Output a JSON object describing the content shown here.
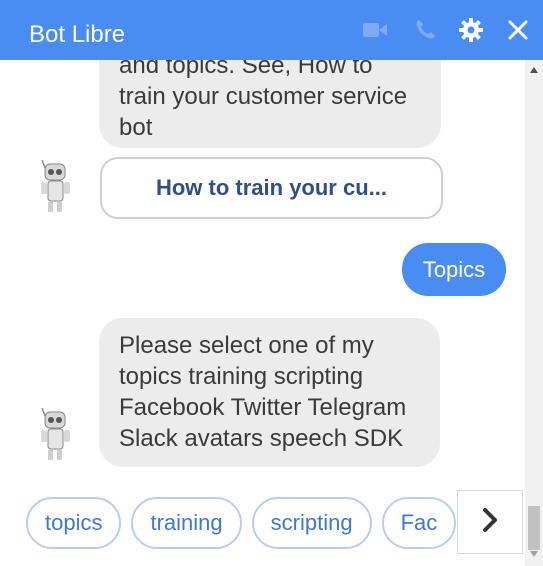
{
  "header": {
    "title": "Bot Libre",
    "icons": [
      "video-icon",
      "phone-icon",
      "gear-icon",
      "close-icon"
    ]
  },
  "messages": {
    "first_bot_text": "and topics.  See, How to train your customer service bot",
    "first_bot_lines": [
      "and topics.  See, How to",
      "train your customer service",
      "bot"
    ],
    "link_button": "How to train your cu...",
    "user_text": "Topics",
    "second_bot_lines": [
      "Please select one of my",
      "topics training scripting",
      "Facebook Twitter Telegram",
      "Slack avatars speech SDK"
    ]
  },
  "chips": [
    "topics",
    "training",
    "scripting",
    "Fac"
  ],
  "colors": {
    "header": "#4a8df2",
    "user_bubble": "#4a8df2",
    "bot_bubble": "#ececec",
    "chip_text": "#3d78d8",
    "link_text": "#2f4f87"
  }
}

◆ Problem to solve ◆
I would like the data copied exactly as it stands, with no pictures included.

◆ Written solution ◆
Output a JSON object describing the content shown here.
{
  "header": {
    "title": "Bot Libre",
    "icons": [
      "video-icon",
      "phone-icon",
      "gear-icon",
      "close-icon"
    ]
  },
  "messages": {
    "first_bot_text": "and topics.  See, How to train your customer service bot",
    "first_bot_lines": [
      "and topics.  See, How to",
      "train your customer service",
      "bot"
    ],
    "link_button": "How to train your cu...",
    "user_text": "Topics",
    "second_bot_lines": [
      "Please select one of my",
      "topics training scripting",
      "Facebook Twitter Telegram",
      "Slack avatars speech SDK"
    ]
  },
  "chips": [
    "topics",
    "training",
    "scripting",
    "Fac"
  ],
  "colors": {
    "header": "#4a8df2",
    "user_bubble": "#4a8df2",
    "bot_bubble": "#ececec",
    "chip_text": "#3d78d8",
    "link_text": "#2f4f87"
  }
}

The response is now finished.